Michael Lewis Says High Frequency Trading Rips Off Investors. Michael Lewis Is Clearly Wrong
THERE’S been a bit of a furore over in the US about the new Michael Lewis book. He’s saying that all this high speed trading (that’s the stuff done by computers in nanoseconds) is just a rip off of the average investor. The sad thing is that he’s got it entirely wrong.
What HFT does do is add more liquidity to the markets. That is, there’s just more people buying and selling as a result of their activity. Because their activity is buying and selling, so obviously there’s more of it going on.
And when there’s more liquidity then the bid ask spread becomes narrower. That’s a bit of jargon, true, but it’s also true. The difference between the buy price, the one you can buy for, gets smaller with respect to the price that you can sell for. That’s what a smaller “spread” means, that the difference between what you can buy for and what you can sell for becomes smaller.
And obviously, you buy shares in order to sell them again at some point in the future. So the smaller the difference between those two prices at any one time the less it will cost you to invest in that share. Another way of saying the same thing is that you’re paying a smaller commission to hte people running the stock market for making your investment.

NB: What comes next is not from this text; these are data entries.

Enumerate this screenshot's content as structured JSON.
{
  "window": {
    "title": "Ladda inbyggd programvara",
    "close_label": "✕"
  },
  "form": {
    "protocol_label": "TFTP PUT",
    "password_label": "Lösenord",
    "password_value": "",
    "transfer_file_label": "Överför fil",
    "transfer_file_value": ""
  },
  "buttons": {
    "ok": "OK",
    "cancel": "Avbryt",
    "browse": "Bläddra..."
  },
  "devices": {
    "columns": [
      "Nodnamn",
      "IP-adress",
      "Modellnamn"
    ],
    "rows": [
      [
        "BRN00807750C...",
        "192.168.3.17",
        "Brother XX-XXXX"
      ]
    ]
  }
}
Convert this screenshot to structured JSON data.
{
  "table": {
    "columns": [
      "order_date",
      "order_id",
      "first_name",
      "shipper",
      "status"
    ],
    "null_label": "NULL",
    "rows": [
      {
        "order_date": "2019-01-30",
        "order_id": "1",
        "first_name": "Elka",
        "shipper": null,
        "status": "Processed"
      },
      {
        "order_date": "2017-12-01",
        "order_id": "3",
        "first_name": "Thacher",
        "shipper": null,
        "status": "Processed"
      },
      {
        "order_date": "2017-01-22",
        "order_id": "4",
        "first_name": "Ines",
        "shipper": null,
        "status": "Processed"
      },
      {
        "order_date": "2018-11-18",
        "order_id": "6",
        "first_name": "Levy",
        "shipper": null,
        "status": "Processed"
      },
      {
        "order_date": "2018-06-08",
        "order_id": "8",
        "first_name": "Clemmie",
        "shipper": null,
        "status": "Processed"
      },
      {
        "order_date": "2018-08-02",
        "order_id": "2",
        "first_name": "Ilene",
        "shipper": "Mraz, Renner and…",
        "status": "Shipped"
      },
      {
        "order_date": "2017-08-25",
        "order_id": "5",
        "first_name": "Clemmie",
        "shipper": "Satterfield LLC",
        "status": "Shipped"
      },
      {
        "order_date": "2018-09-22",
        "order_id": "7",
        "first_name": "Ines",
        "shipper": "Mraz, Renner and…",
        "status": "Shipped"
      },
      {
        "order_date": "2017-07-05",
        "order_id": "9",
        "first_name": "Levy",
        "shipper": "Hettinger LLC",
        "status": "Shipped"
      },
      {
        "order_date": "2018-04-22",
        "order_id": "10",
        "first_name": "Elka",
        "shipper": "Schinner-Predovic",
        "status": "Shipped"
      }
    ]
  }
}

So, HFT provides liquidity, it does this through trading, more trading means smaller spreads and that saves the individual investor money. Sure, the HFT guys are making money too: but what the hell do we care if we’re saving money ourselves?
To put it a different way. Sure, the supermarkets make money out of us buying stuff from them. But it’s still cheaper for us to shop there than it is to buy everything from little corner stores. Which is why we shop in supermarkets, obviously.